I still remember the intent look in his eyes. This was serious.
We paused at the crest of a hill, looking down the embankment and up the other side across a small ravine.
He stepped off his snowmobile, which was something that no one ever did. With as much snow as had fallen, trying to walk through the fresh powder was near impossible, and there was really no way to tell just how deep the snow really was. One wrong step and you’re neck-deep in a snow bank.
He approached my machine and took off his helmet. He signaled for me to lift my visor and kill the engine.
I obliged, and then I could feel the intensity in the expansive outdoors turn all the way up to eleven.
He looked me dead in the eye and said “I need you to gun it.”
I wasn’t exactly sure what he meant, but I could tell it was important.
“We’re going down into this ravine and the only way you’re getting this sled up the other side is if you really punch it. You can’t let off the throttle, no matter what.”
As a 14 year old I felt like I was being handed nuclear launch codes. On one quiet January morning at Strawberry reservoir the fate of the planet rested in my hands.
I nodded a reassuring nod, but it must not have been that reassuring.
He started again…
“I want you to tell me you’re gonna gun it. I can’t have you give up on me here.”
“OK Uncle, I’ll gun it. I promise I’ll gun it.”

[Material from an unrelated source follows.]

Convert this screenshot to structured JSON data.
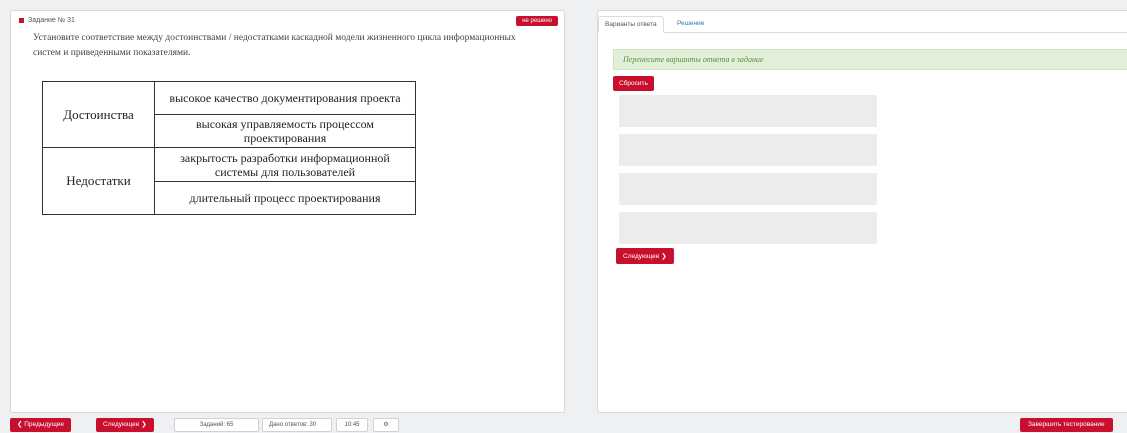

Now the reality is that there wasn’t a nuclear winter at stake. The truth is my Uncle Dick didn’t wanna spend his only Saturday away from the dealership — the best day to move merchandise in Utah — digging out a snowmobile because his idiot nephew buried it in the bottom of a ravine.
I think back to that moment often. Especially on the days when I’m really struggling to hold it together.
Sometimes the only way through the most treacherous life terrain is to “gun it”. When we slow down or waver we lose the momentum we need to carry us to the top of the next peak.
As much as we feel the need to back away from the trials that come our way, facing them head on is really the only way through. It’s the only way we survive.
And I’ll tell you what — I’ll never forget the view as we looked out at the horizon from the top of that next ridge line.